Overtime has been defined as the hours worked in excess of an agreed-upon, predetermined, regularly scheduled full-time or part-time work schedule, as determined by contract, established work scheduling practices, policies or procedures. The Institute of Medicine report, Keeping Patients Safe: Transforming the Work Environment of Nurses (IOM, 2003), cautioned that long work hours of some nurses represented one of the most serious threats to patient safety. The Fair Labor Standards Act (FLSA) has defined mandatory overtime as hours worked over 40 per week or over 80 for a two-week period. Mandatory overtime does not include those overtime hours for which workers have volunteered, but the nurse manager must consider the total number of hours a nurse has worked and the effects of fatigue on human performance when making assignments.
In the view of AONE, declining a patient assignment after completion of a regularly scheduled shift will not be deemed as patient abandonment, be grounds for disciplinary action, or result in actions against the nurse. AONE does not consider mandatory overtime to include "staffing up" for unseen emergencies, such as mass causalities or snowstorms, or scheduled "on call" time when a nurse may be paged to come into work as defined in his or her job description.

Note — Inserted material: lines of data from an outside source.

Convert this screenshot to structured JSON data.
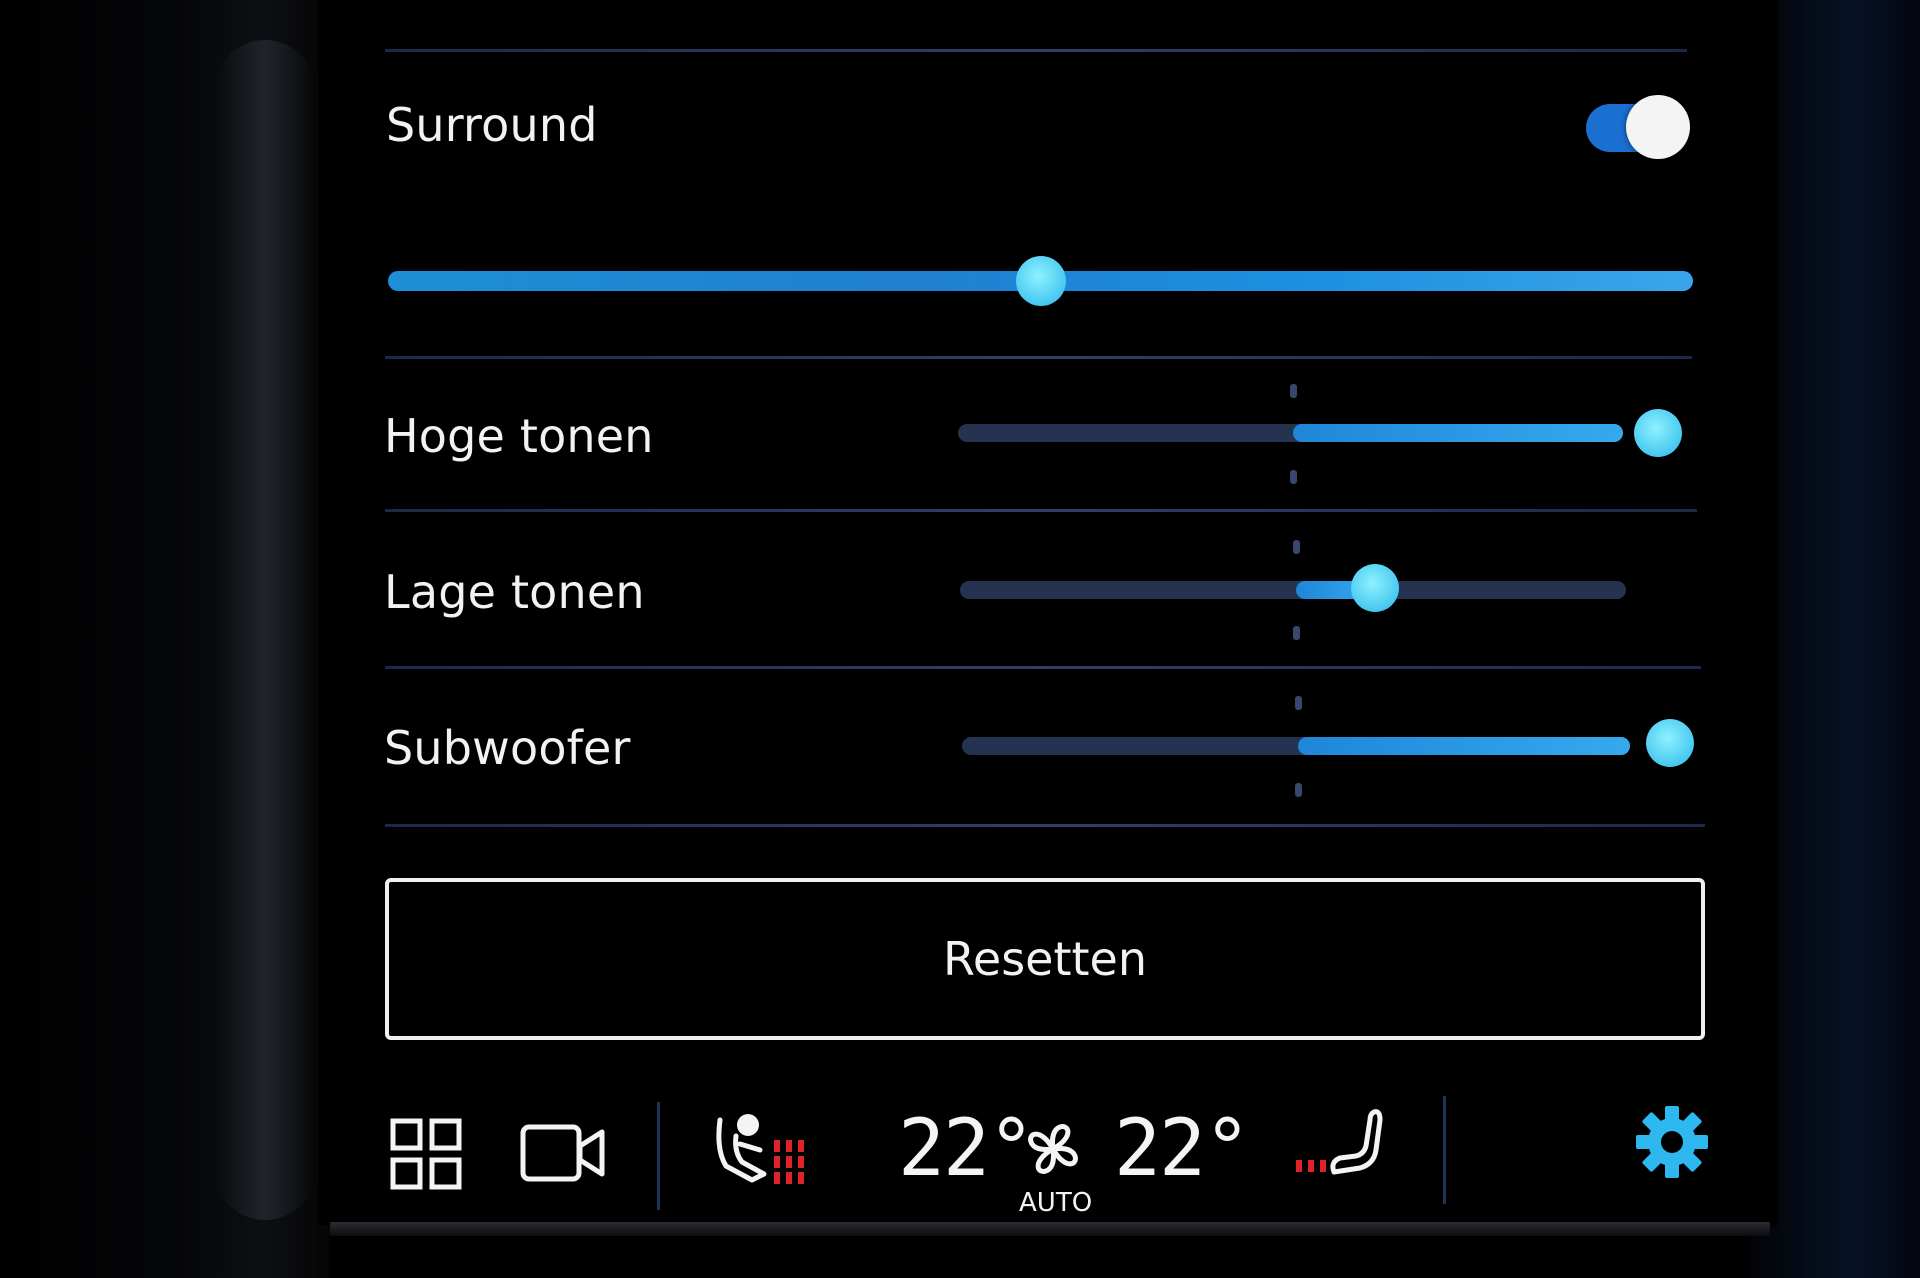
{
  "surround": {
    "label": "Surround",
    "enabled": true,
    "level": 0.5
  },
  "settings": [
    {
      "label": "Hoge tonen",
      "value": 1.0
    },
    {
      "label": "Lage tonen",
      "value": 0.24
    },
    {
      "label": "Subwoofer",
      "value": 1.0
    }
  ],
  "reset_button": {
    "label": "Resetten"
  },
  "climate": {
    "temp_left": "22°",
    "temp_right": "22°",
    "fan_mode": "AUTO"
  },
  "colors": {
    "accent": "#47c8f0",
    "toggle": "#1a6fd0",
    "heat": "#e0222a",
    "settings_icon": "#2fb8f0"
  },
  "icons": {
    "home": "grid-icon",
    "camera": "camera-icon",
    "seat_left": "seat-heating-left-icon",
    "fan": "fan-icon",
    "seat_right": "seat-heating-right-icon",
    "settings": "gear-icon"
  }
}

It is the view of AONE that mandatory overtime is the staffing vehicle of last resort, limited to crisis situations that would put patients in danger of not receiving the basic requirements of the safe care that they require.

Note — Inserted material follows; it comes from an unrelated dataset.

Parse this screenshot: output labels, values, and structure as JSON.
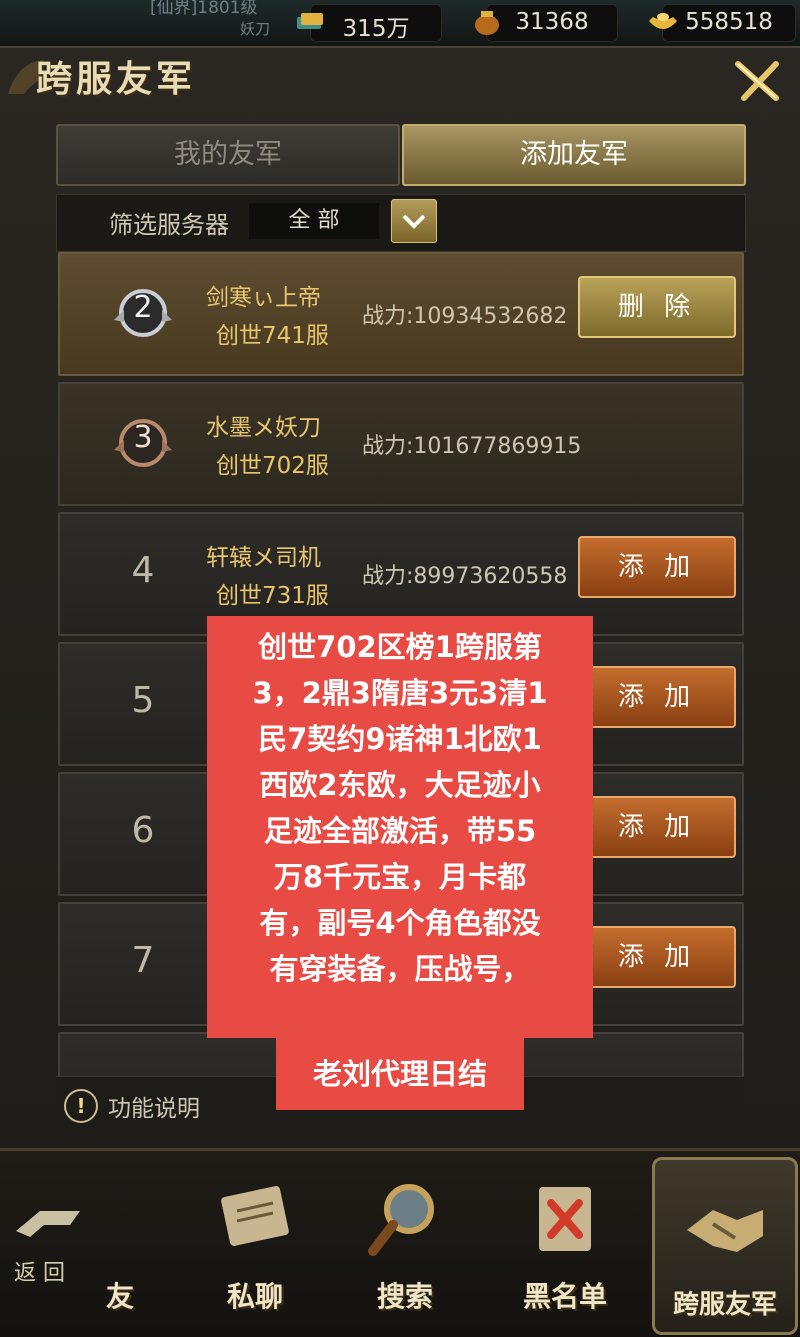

AONE believes that all health care delivery organizations, working in conjunction with the nurse executive and his or her nurse managers, are responsible for the monitoring of staffing as it relates to patient safety, actual or potential patient outcomes, and the quality of the work environment. Every effort must be made on the part of these organizations and the nurse management team to develop staffing plans based on the consideration of such factors as patient acuity and volume, the experience level of the nursing staff, the layout of the unit, the relationships and availability of physician staff and the needs of the patients and the nursing staff.

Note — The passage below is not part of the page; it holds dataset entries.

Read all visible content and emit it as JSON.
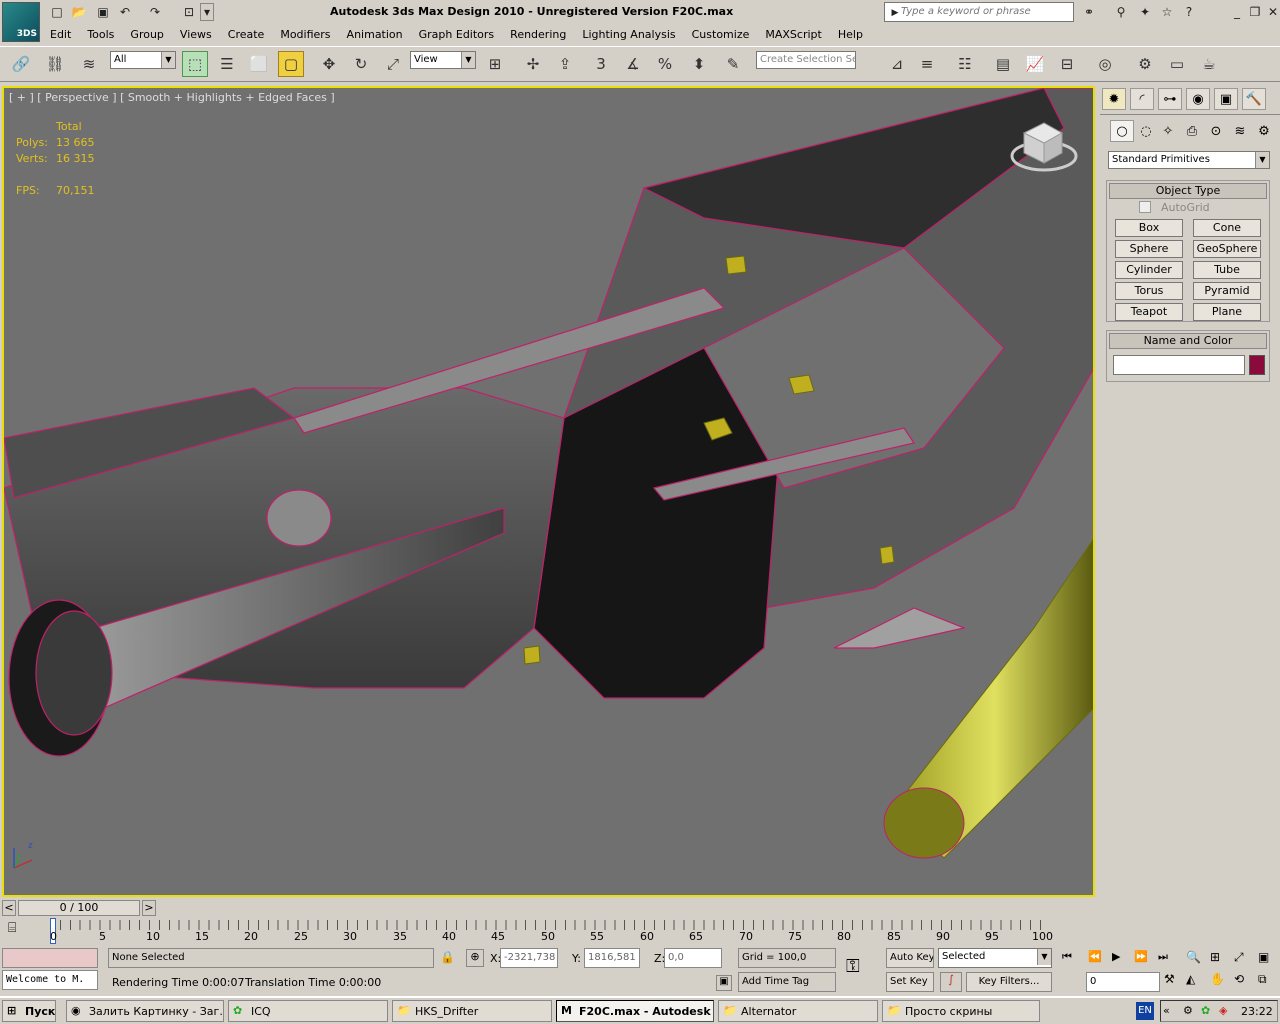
{
  "app": {
    "title": "Autodesk 3ds Max Design 2010  - Unregistered Version    F20C.max",
    "logo": "3DS"
  },
  "search": {
    "placeholder": "Type a keyword or phrase"
  },
  "menu": [
    "Edit",
    "Tools",
    "Group",
    "Views",
    "Create",
    "Modifiers",
    "Animation",
    "Graph Editors",
    "Rendering",
    "Lighting Analysis",
    "Customize",
    "MAXScript",
    "Help"
  ],
  "toolbar": {
    "filter_value": "All",
    "refcoord_value": "View",
    "selection_set_placeholder": "Create Selection Se",
    "snap_label": "3"
  },
  "viewport": {
    "label": "[ + ] [ Perspective ] [ Smooth + Highlights + Edged Faces ]",
    "stats_header": "Total",
    "polys_label": "Polys:",
    "polys_value": "13 665",
    "verts_label": "Verts:",
    "verts_value": "16 315",
    "fps_label": "FPS:",
    "fps_value": "70,151"
  },
  "command_panel": {
    "category_value": "Standard Primitives",
    "object_type_title": "Object Type",
    "autogrid_label": "AutoGrid",
    "buttons": [
      "Box",
      "Cone",
      "Sphere",
      "GeoSphere",
      "Cylinder",
      "Tube",
      "Torus",
      "Pyramid",
      "Teapot",
      "Plane"
    ],
    "name_color_title": "Name and Color",
    "object_color": "#8b0a3c"
  },
  "timeline": {
    "frame_indicator": "0 / 100",
    "ticks": [
      "0",
      "5",
      "10",
      "15",
      "20",
      "25",
      "30",
      "35",
      "40",
      "45",
      "50",
      "55",
      "60",
      "65",
      "70",
      "75",
      "80",
      "85",
      "90",
      "95",
      "100"
    ]
  },
  "status": {
    "maxscript_listener": "Welcome to M.",
    "selection": "None Selected",
    "prompt": "Rendering Time  0:00:07",
    "translation": "Translation Time  0:00:00",
    "x_label": "X:",
    "x_value": "-2321,738",
    "y_label": "Y:",
    "y_value": "1816,581",
    "z_label": "Z:",
    "z_value": "0,0",
    "grid": "Grid = 100,0",
    "add_time_tag": "Add Time Tag",
    "auto_key": "Auto Key",
    "set_key": "Set Key",
    "key_filter_value": "Selected",
    "key_filters": "Key Filters...",
    "current_frame": "0"
  },
  "taskbar": {
    "start": "Пуск",
    "tasks": [
      "Залить Картинку - Заг...",
      "ICQ",
      "HKS_Drifter",
      "F20C.max - Autodesk ...",
      "Alternator",
      "Просто скрины"
    ],
    "language": "EN",
    "clock": "23:22"
  }
}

Ultimately, it is the individual nurse who must be accountable to assess his or her ability, within the parameters of one's physical, mental and emotional state, to either accept or decline extra hours as a competent and safe care provider at the patient side.
AONE is opposed to legislation prohibiting the use of mandatory overtime at both the state and federal level with regard to the registered professional nurse. It is the view of AONE that the issue is best addressed within the institutional setting. Mandatory overtime is but one aspect of the nursing shortage and its usage should be monitored and tracked.
American Organization of Nurse Executives. 2000. Perspectives on the Nursing Shortage: A Blueprint for Action. Chicago, IL: AONE.
Institute of Medicine. 2003. Keeping Patients Safe: Transforming the Work Environment of Nurses. Washington, DC: National Academies Press.